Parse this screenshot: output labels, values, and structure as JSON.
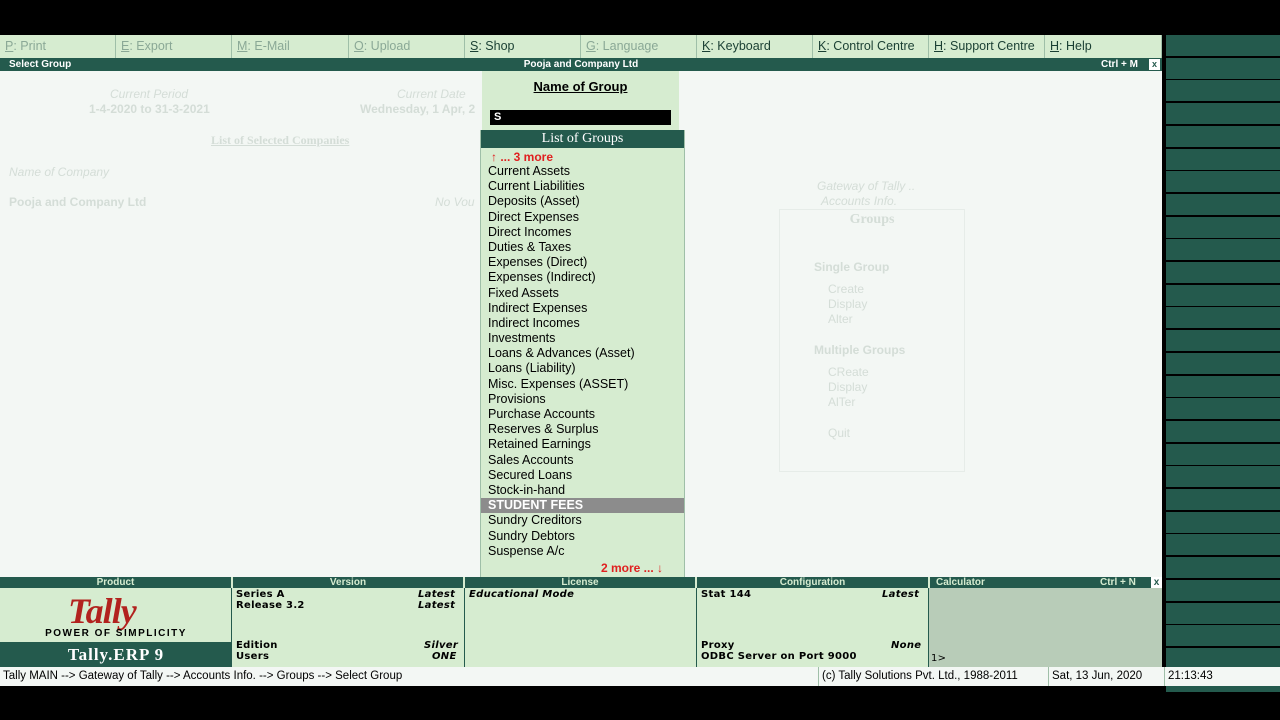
{
  "menu": [
    {
      "key": "P",
      "label": ": Print",
      "enabled": false
    },
    {
      "key": "E",
      "label": ": Export",
      "enabled": false
    },
    {
      "key": "M",
      "label": ": E-Mail",
      "enabled": false
    },
    {
      "key": "O",
      "label": ": Upload",
      "enabled": false
    },
    {
      "key": "S",
      "label": ": Shop",
      "enabled": true
    },
    {
      "key": "G",
      "label": ": Language",
      "enabled": false
    },
    {
      "key": "K",
      "label": ": Keyboard",
      "enabled": true
    },
    {
      "key": "K",
      "label": ": Control Centre",
      "enabled": true
    },
    {
      "key": "H",
      "label": ": Support Centre",
      "enabled": true
    },
    {
      "key": "H",
      "label": ": Help",
      "enabled": true
    }
  ],
  "titlebar": {
    "left": "Select Group",
    "center": "Pooja and Company Ltd",
    "shortcut": "Ctrl + M",
    "close": "x"
  },
  "background": {
    "current_period_label": "Current Period",
    "current_period_value": "1-4-2020 to 31-3-2021",
    "current_date_label": "Current Date",
    "current_date_value": "Wednesday, 1 Apr, 2",
    "list_companies": "List of Selected Companies",
    "name_of_company_label": "Name of Company",
    "company_name": "Pooja and Company Ltd",
    "no_vouchers": "No Vou",
    "gateway_label": "Gateway of Tally ..",
    "accounts_info": "Accounts Info.",
    "groups_title": "Groups",
    "single_group": "Single Group",
    "single_items": [
      "Create",
      "Display",
      "Alter"
    ],
    "multiple_groups": "Multiple Groups",
    "multiple_items": [
      "CReate",
      "Display",
      "AlTer"
    ],
    "quit": "Quit"
  },
  "name_panel": {
    "label": "Name of Group",
    "input_value": "S"
  },
  "list": {
    "title": "List of Groups",
    "more_up": "↑ ... 3 more",
    "more_down": "2 more ... ↓",
    "items": [
      "Current Assets",
      "Current Liabilities",
      "Deposits (Asset)",
      "Direct Expenses",
      "Direct Incomes",
      "Duties & Taxes",
      "Expenses (Direct)",
      "Expenses (Indirect)",
      "Fixed Assets",
      "Indirect Expenses",
      "Indirect Incomes",
      "Investments",
      "Loans & Advances (Asset)",
      "Loans (Liability)",
      "Misc. Expenses (ASSET)",
      "Provisions",
      "Purchase Accounts",
      "Reserves & Surplus",
      "Retained Earnings",
      "Sales Accounts",
      "Secured Loans",
      "Stock-in-hand",
      "STUDENT FEES",
      "Sundry Creditors",
      "Sundry Debtors",
      "Suspense A/c"
    ],
    "selected": "STUDENT FEES"
  },
  "info": {
    "headers": {
      "product": "Product",
      "version": "Version",
      "license": "License",
      "configuration": "Configuration",
      "calculator": "Calculator",
      "calc_shortcut": "Ctrl + N",
      "close": "x"
    },
    "logo": "Tally",
    "tagline": "POWER OF SIMPLICITY",
    "product_name": "Tally.ERP 9",
    "series_label": "Series A",
    "series_value": "Latest",
    "release_label": "Release 3.2",
    "release_value": "Latest",
    "edition_label": "Edition",
    "edition_value": "Silver",
    "users_label": "Users",
    "users_value": "ONE",
    "license_mode": "Educational Mode",
    "stat_label": "Stat  144",
    "stat_value": "Latest",
    "proxy_label": "Proxy",
    "proxy_value": "None",
    "odbc": "ODBC Server on Port 9000",
    "calc_prompt": "1>"
  },
  "status": {
    "path": "Tally MAIN --> Gateway of Tally --> Accounts Info. --> Groups --> Select Group",
    "copyright": "(c) Tally Solutions Pvt. Ltd., 1988-2011",
    "date": "Sat, 13 Jun, 2020",
    "time": "21:13:43"
  }
}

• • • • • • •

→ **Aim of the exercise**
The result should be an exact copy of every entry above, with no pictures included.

→ **Finished task**
Parse this screenshot: output labels, values, and structure as JSON.
{
  "menu": [
    {
      "key": "P",
      "label": ": Print",
      "enabled": false
    },
    {
      "key": "E",
      "label": ": Export",
      "enabled": false
    },
    {
      "key": "M",
      "label": ": E-Mail",
      "enabled": false
    },
    {
      "key": "O",
      "label": ": Upload",
      "enabled": false
    },
    {
      "key": "S",
      "label": ": Shop",
      "enabled": true
    },
    {
      "key": "G",
      "label": ": Language",
      "enabled": false
    },
    {
      "key": "K",
      "label": ": Keyboard",
      "enabled": true
    },
    {
      "key": "K",
      "label": ": Control Centre",
      "enabled": true
    },
    {
      "key": "H",
      "label": ": Support Centre",
      "enabled": true
    },
    {
      "key": "H",
      "label": ": Help",
      "enabled": true
    }
  ],
  "titlebar": {
    "left": "Select Group",
    "center": "Pooja and Company Ltd",
    "shortcut": "Ctrl + M",
    "close": "x"
  },
  "background": {
    "current_period_label": "Current Period",
    "current_period_value": "1-4-2020 to 31-3-2021",
    "current_date_label": "Current Date",
    "current_date_value": "Wednesday, 1 Apr, 2",
    "list_companies": "List of Selected Companies",
    "name_of_company_label": "Name of Company",
    "company_name": "Pooja and Company Ltd",
    "no_vouchers": "No Vou",
    "gateway_label": "Gateway of Tally ..",
    "accounts_info": "Accounts Info.",
    "groups_title": "Groups",
    "single_group": "Single Group",
    "single_items": [
      "Create",
      "Display",
      "Alter"
    ],
    "multiple_groups": "Multiple Groups",
    "multiple_items": [
      "CReate",
      "Display",
      "AlTer"
    ],
    "quit": "Quit"
  },
  "name_panel": {
    "label": "Name of Group",
    "input_value": "S"
  },
  "list": {
    "title": "List of Groups",
    "more_up": "↑ ... 3 more",
    "more_down": "2 more ... ↓",
    "items": [
      "Current Assets",
      "Current Liabilities",
      "Deposits (Asset)",
      "Direct Expenses",
      "Direct Incomes",
      "Duties & Taxes",
      "Expenses (Direct)",
      "Expenses (Indirect)",
      "Fixed Assets",
      "Indirect Expenses",
      "Indirect Incomes",
      "Investments",
      "Loans & Advances (Asset)",
      "Loans (Liability)",
      "Misc. Expenses (ASSET)",
      "Provisions",
      "Purchase Accounts",
      "Reserves & Surplus",
      "Retained Earnings",
      "Sales Accounts",
      "Secured Loans",
      "Stock-in-hand",
      "STUDENT FEES",
      "Sundry Creditors",
      "Sundry Debtors",
      "Suspense A/c"
    ],
    "selected": "STUDENT FEES"
  },
  "info": {
    "headers": {
      "product": "Product",
      "version": "Version",
      "license": "License",
      "configuration": "Configuration",
      "calculator": "Calculator",
      "calc_shortcut": "Ctrl + N",
      "close": "x"
    },
    "logo": "Tally",
    "tagline": "POWER OF SIMPLICITY",
    "product_name": "Tally.ERP 9",
    "series_label": "Series A",
    "series_value": "Latest",
    "release_label": "Release 3.2",
    "release_value": "Latest",
    "edition_label": "Edition",
    "edition_value": "Silver",
    "users_label": "Users",
    "users_value": "ONE",
    "license_mode": "Educational Mode",
    "stat_label": "Stat  144",
    "stat_value": "Latest",
    "proxy_label": "Proxy",
    "proxy_value": "None",
    "odbc": "ODBC Server on Port 9000",
    "calc_prompt": "1>"
  },
  "status": {
    "path": "Tally MAIN --> Gateway of Tally --> Accounts Info. --> Groups --> Select Group",
    "copyright": "(c) Tally Solutions Pvt. Ltd., 1988-2011",
    "date": "Sat, 13 Jun, 2020",
    "time": "21:13:43"
  }
}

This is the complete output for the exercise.